==== Extracted material

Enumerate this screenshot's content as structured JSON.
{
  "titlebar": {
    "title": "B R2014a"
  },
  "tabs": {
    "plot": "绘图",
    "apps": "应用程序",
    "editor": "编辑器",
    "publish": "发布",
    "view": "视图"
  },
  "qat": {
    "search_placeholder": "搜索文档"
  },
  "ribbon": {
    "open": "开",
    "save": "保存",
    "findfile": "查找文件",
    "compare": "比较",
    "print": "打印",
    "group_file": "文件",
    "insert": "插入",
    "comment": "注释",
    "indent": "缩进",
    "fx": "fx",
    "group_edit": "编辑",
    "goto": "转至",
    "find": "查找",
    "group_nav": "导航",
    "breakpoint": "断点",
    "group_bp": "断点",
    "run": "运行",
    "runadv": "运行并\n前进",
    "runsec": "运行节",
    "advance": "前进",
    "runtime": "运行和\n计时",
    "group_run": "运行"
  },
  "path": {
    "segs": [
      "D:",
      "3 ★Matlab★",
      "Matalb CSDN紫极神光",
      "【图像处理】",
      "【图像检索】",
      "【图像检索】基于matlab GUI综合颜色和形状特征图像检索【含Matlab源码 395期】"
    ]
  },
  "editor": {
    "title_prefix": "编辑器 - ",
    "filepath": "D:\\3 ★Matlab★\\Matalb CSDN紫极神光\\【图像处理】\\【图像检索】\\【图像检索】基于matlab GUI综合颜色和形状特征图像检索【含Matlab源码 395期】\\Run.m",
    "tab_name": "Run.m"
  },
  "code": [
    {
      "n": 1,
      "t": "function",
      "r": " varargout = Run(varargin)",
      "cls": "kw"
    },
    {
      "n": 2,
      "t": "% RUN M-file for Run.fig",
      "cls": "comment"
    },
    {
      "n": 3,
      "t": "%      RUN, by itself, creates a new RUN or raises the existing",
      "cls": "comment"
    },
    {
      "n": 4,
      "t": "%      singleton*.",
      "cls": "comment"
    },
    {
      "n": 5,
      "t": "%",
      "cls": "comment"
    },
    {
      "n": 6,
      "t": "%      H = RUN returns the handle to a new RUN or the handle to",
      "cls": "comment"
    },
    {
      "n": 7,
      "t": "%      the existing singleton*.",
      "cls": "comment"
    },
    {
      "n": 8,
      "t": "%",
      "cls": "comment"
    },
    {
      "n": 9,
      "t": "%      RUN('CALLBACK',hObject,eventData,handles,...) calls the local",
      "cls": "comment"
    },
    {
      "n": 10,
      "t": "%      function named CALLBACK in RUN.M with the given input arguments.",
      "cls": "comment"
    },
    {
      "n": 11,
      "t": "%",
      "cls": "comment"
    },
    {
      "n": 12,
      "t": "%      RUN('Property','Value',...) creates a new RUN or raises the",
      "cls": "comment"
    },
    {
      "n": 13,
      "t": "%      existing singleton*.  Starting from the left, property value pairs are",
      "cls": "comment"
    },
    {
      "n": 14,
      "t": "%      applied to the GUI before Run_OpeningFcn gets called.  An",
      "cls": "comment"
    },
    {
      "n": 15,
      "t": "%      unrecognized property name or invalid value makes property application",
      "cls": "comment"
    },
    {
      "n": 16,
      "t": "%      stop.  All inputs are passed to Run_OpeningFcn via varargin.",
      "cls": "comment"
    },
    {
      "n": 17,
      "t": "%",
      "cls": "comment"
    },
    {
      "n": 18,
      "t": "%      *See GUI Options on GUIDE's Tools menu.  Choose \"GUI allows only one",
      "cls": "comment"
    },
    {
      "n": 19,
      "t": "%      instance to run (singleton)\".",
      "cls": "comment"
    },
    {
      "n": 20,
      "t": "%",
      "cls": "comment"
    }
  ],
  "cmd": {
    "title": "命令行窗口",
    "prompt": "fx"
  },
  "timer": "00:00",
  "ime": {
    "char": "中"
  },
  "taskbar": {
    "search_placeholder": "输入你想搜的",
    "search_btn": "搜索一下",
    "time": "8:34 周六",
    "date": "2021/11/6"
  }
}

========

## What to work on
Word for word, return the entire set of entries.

## Your solution
Enumerate this screenshot's content as structured JSON.
{
  "titlebar": {
    "title": "B R2014a"
  },
  "tabs": {
    "plot": "绘图",
    "apps": "应用程序",
    "editor": "编辑器",
    "publish": "发布",
    "view": "视图"
  },
  "qat": {
    "search_placeholder": "搜索文档"
  },
  "ribbon": {
    "open": "开",
    "save": "保存",
    "findfile": "查找文件",
    "compare": "比较",
    "print": "打印",
    "group_file": "文件",
    "insert": "插入",
    "comment": "注释",
    "indent": "缩进",
    "fx": "fx",
    "group_edit": "编辑",
    "goto": "转至",
    "find": "查找",
    "group_nav": "导航",
    "breakpoint": "断点",
    "group_bp": "断点",
    "run": "运行",
    "runadv": "运行并\n前进",
    "runsec": "运行节",
    "advance": "前进",
    "runtime": "运行和\n计时",
    "group_run": "运行"
  },
  "path": {
    "segs": [
      "D:",
      "3 ★Matlab★",
      "Matalb CSDN紫极神光",
      "【图像处理】",
      "【图像检索】",
      "【图像检索】基于matlab GUI综合颜色和形状特征图像检索【含Matlab源码 395期】"
    ]
  },
  "editor": {
    "title_prefix": "编辑器 - ",
    "filepath": "D:\\3 ★Matlab★\\Matalb CSDN紫极神光\\【图像处理】\\【图像检索】\\【图像检索】基于matlab GUI综合颜色和形状特征图像检索【含Matlab源码 395期】\\Run.m",
    "tab_name": "Run.m"
  },
  "code": [
    {
      "n": 1,
      "t": "function",
      "r": " varargout = Run(varargin)",
      "cls": "kw"
    },
    {
      "n": 2,
      "t": "% RUN M-file for Run.fig",
      "cls": "comment"
    },
    {
      "n": 3,
      "t": "%      RUN, by itself, creates a new RUN or raises the existing",
      "cls": "comment"
    },
    {
      "n": 4,
      "t": "%      singleton*.",
      "cls": "comment"
    },
    {
      "n": 5,
      "t": "%",
      "cls": "comment"
    },
    {
      "n": 6,
      "t": "%      H = RUN returns the handle to a new RUN or the handle to",
      "cls": "comment"
    },
    {
      "n": 7,
      "t": "%      the existing singleton*.",
      "cls": "comment"
    },
    {
      "n": 8,
      "t": "%",
      "cls": "comment"
    },
    {
      "n": 9,
      "t": "%      RUN('CALLBACK',hObject,eventData,handles,...) calls the local",
      "cls": "comment"
    },
    {
      "n": 10,
      "t": "%      function named CALLBACK in RUN.M with the given input arguments.",
      "cls": "comment"
    },
    {
      "n": 11,
      "t": "%",
      "cls": "comment"
    },
    {
      "n": 12,
      "t": "%      RUN('Property','Value',...) creates a new RUN or raises the",
      "cls": "comment"
    },
    {
      "n": 13,
      "t": "%      existing singleton*.  Starting from the left, property value pairs are",
      "cls": "comment"
    },
    {
      "n": 14,
      "t": "%      applied to the GUI before Run_OpeningFcn gets called.  An",
      "cls": "comment"
    },
    {
      "n": 15,
      "t": "%      unrecognized property name or invalid value makes property application",
      "cls": "comment"
    },
    {
      "n": 16,
      "t": "%      stop.  All inputs are passed to Run_OpeningFcn via varargin.",
      "cls": "comment"
    },
    {
      "n": 17,
      "t": "%",
      "cls": "comment"
    },
    {
      "n": 18,
      "t": "%      *See GUI Options on GUIDE's Tools menu.  Choose \"GUI allows only one",
      "cls": "comment"
    },
    {
      "n": 19,
      "t": "%      instance to run (singleton)\".",
      "cls": "comment"
    },
    {
      "n": 20,
      "t": "%",
      "cls": "comment"
    }
  ],
  "cmd": {
    "title": "命令行窗口",
    "prompt": "fx"
  },
  "timer": "00:00",
  "ime": {
    "char": "中"
  },
  "taskbar": {
    "search_placeholder": "输入你想搜的",
    "search_btn": "搜索一下",
    "time": "8:34 周六",
    "date": "2021/11/6"
  }
}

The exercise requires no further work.